EXERCISE: Go through the records and report each line in which the word "JSON" occurs.

DATA RECORDS:
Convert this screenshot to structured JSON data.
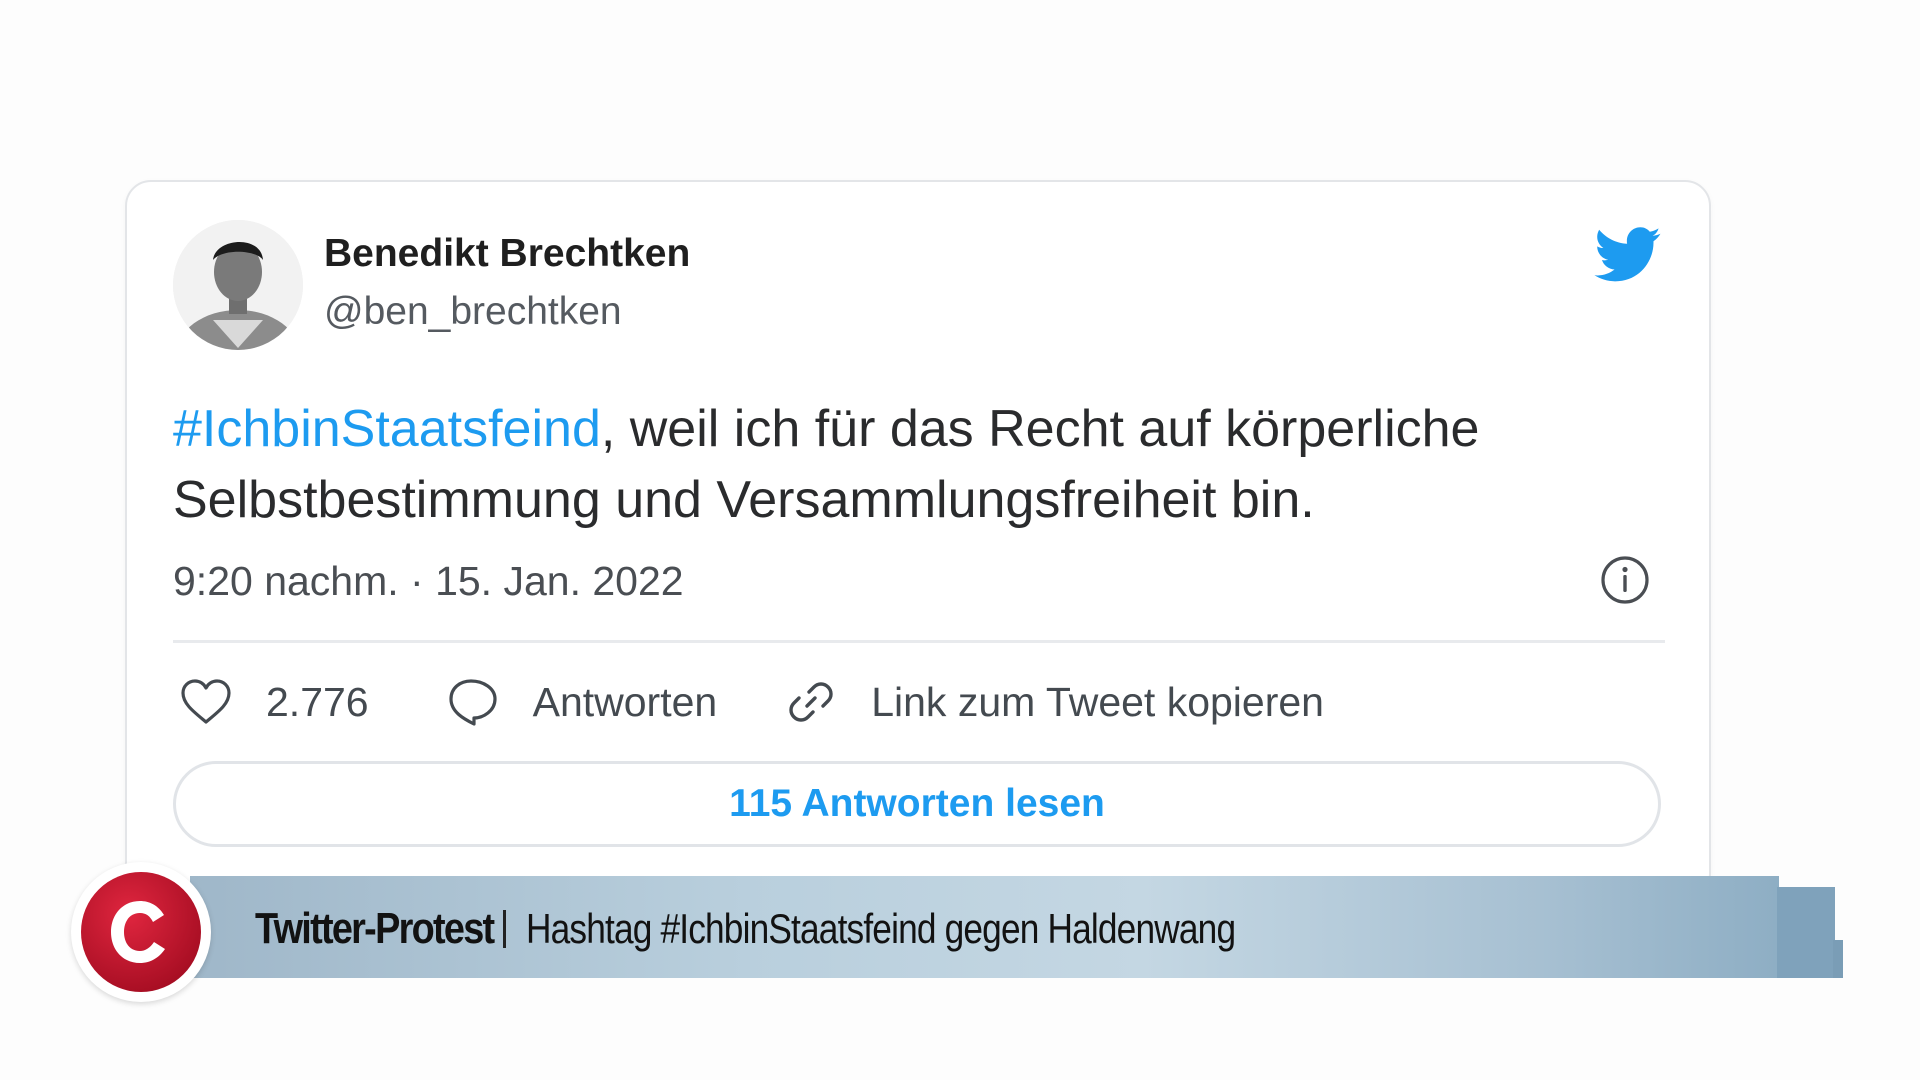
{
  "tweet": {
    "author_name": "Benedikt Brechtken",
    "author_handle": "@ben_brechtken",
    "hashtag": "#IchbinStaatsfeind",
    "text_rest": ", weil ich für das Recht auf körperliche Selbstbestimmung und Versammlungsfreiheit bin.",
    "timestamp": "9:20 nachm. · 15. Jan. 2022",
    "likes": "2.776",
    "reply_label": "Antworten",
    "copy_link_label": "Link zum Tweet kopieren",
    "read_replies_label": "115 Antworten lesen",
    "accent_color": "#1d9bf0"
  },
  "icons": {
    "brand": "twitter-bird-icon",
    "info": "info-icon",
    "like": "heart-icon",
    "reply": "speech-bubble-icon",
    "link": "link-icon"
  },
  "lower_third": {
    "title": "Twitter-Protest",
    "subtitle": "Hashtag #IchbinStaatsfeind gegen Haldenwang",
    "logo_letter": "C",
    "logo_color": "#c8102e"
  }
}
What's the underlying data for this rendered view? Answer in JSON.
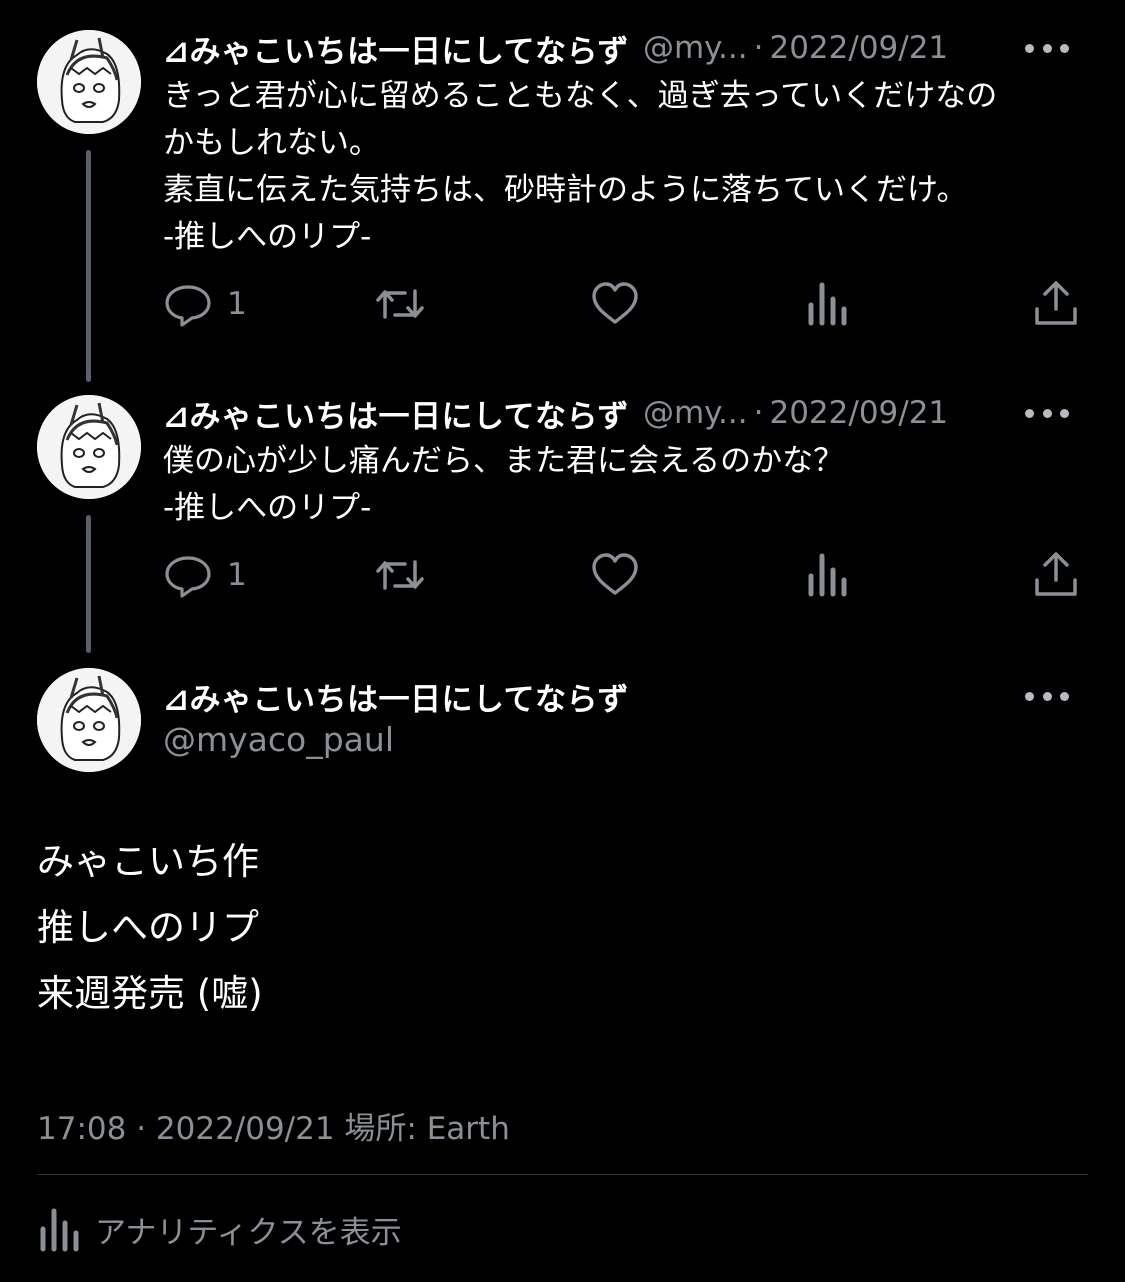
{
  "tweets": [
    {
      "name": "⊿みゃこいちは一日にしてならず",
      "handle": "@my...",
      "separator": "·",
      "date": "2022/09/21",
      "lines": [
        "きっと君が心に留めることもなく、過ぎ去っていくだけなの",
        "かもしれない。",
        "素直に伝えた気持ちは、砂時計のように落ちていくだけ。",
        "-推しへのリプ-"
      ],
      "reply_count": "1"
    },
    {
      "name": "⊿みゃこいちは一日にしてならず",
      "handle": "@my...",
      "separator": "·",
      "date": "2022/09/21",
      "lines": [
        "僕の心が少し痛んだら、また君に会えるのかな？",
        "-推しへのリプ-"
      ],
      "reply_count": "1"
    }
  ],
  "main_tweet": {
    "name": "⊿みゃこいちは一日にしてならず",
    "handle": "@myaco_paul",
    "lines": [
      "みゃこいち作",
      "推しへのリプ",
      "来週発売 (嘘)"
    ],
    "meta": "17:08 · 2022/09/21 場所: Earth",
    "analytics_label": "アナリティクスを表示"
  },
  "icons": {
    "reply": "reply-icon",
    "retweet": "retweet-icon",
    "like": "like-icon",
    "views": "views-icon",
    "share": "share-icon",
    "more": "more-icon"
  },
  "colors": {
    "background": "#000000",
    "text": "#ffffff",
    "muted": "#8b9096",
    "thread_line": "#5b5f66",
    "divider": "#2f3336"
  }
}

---

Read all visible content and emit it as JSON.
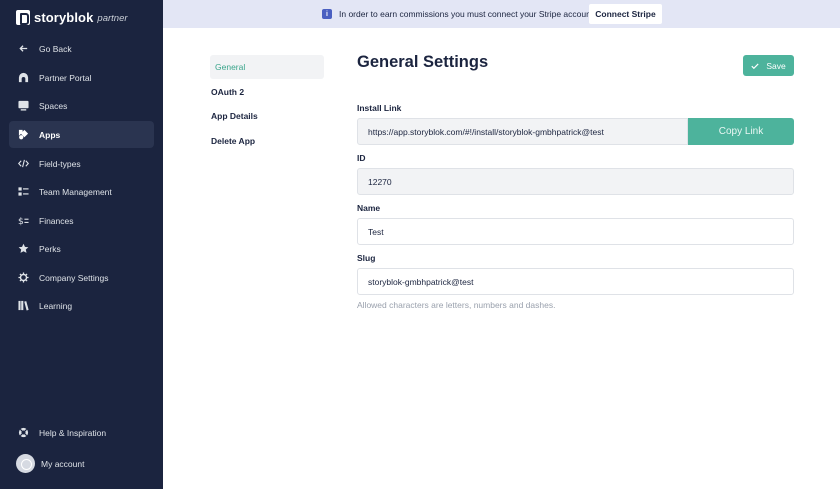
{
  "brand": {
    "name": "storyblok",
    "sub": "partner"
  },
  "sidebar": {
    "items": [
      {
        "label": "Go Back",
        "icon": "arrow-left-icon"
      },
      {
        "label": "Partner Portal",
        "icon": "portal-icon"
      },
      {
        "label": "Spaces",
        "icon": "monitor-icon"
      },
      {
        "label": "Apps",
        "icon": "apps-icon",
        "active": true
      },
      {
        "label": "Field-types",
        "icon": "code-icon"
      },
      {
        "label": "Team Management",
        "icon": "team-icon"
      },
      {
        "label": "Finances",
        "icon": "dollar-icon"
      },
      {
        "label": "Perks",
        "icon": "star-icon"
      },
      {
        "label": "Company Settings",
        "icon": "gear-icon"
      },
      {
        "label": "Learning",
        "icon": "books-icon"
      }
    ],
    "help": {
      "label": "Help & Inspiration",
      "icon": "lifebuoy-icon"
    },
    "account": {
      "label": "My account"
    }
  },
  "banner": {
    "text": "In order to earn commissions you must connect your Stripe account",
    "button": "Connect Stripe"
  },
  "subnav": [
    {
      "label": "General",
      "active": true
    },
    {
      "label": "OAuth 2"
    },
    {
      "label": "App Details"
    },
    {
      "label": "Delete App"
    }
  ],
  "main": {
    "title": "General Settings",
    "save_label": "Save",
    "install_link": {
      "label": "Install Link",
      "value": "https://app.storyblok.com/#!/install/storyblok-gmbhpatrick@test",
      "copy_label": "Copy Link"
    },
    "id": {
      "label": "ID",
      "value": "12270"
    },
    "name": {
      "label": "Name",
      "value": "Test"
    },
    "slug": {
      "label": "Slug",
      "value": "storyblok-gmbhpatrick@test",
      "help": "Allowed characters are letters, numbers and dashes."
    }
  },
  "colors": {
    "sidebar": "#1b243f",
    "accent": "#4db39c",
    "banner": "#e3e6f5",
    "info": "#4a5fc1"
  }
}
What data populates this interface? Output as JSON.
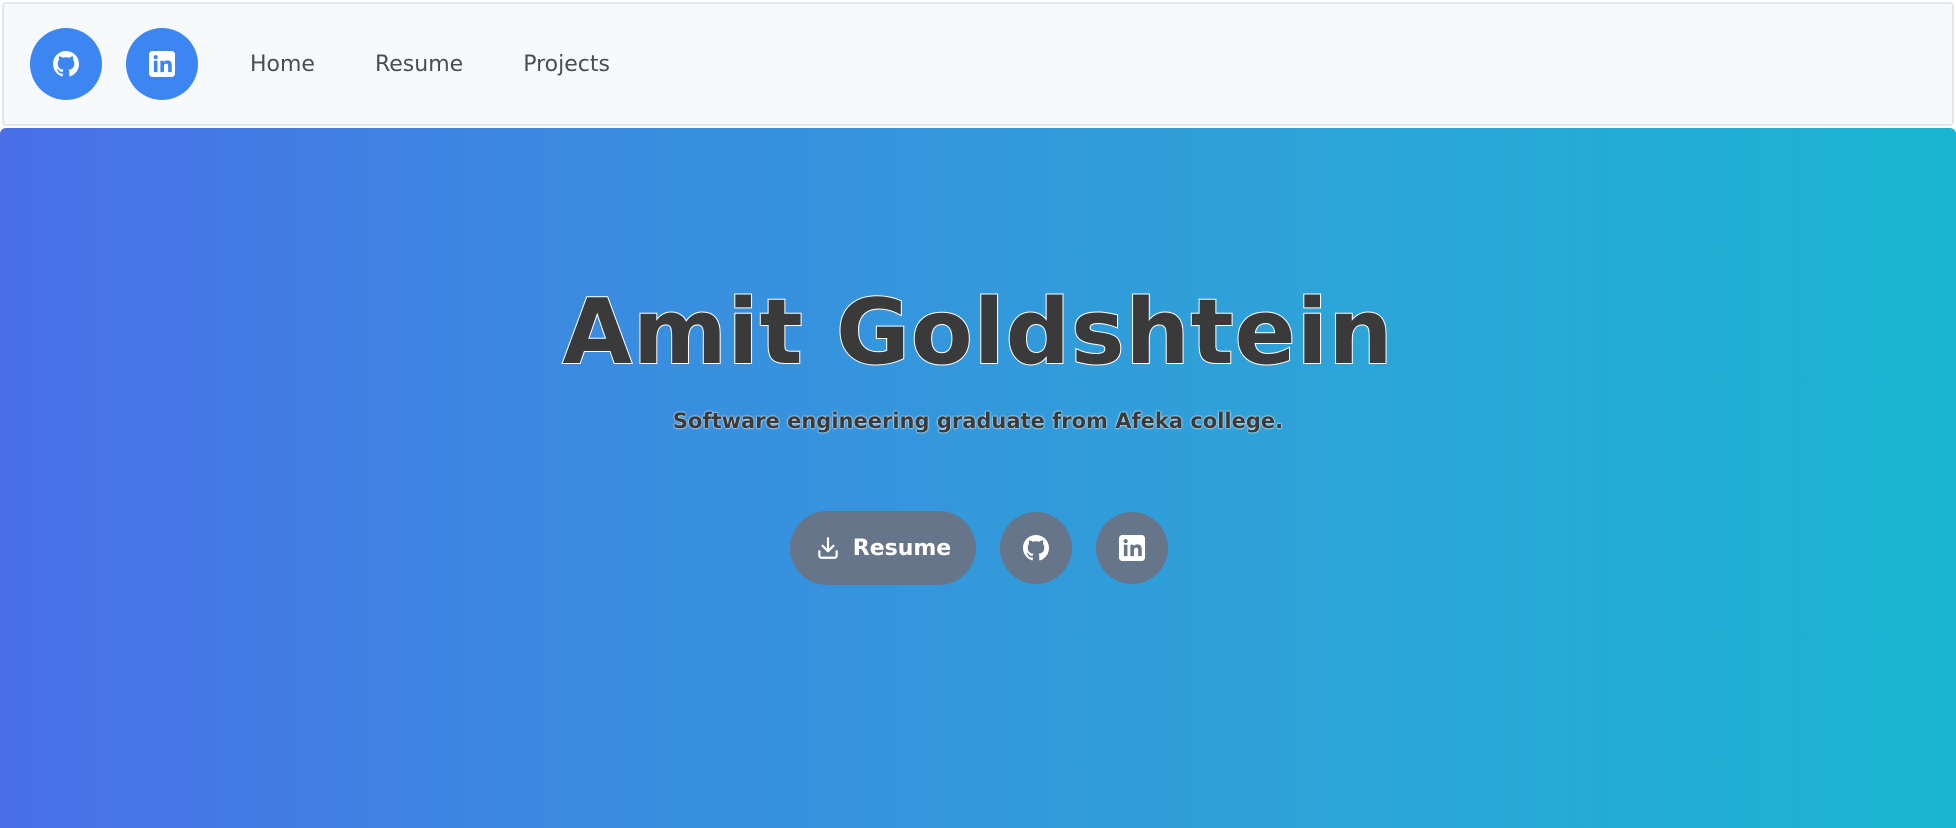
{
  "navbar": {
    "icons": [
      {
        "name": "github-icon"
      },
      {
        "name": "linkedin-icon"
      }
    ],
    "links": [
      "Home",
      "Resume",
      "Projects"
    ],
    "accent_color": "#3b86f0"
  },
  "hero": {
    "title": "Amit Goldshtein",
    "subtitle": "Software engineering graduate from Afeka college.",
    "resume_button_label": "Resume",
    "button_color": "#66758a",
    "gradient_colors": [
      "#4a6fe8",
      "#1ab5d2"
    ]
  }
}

RESPONSE:
Convert this screenshot to structured JSON data.
What's the underlying data for this rendered view? Answer in JSON.
Read all visible content and emit it as JSON.
What data populates this interface? Output as JSON.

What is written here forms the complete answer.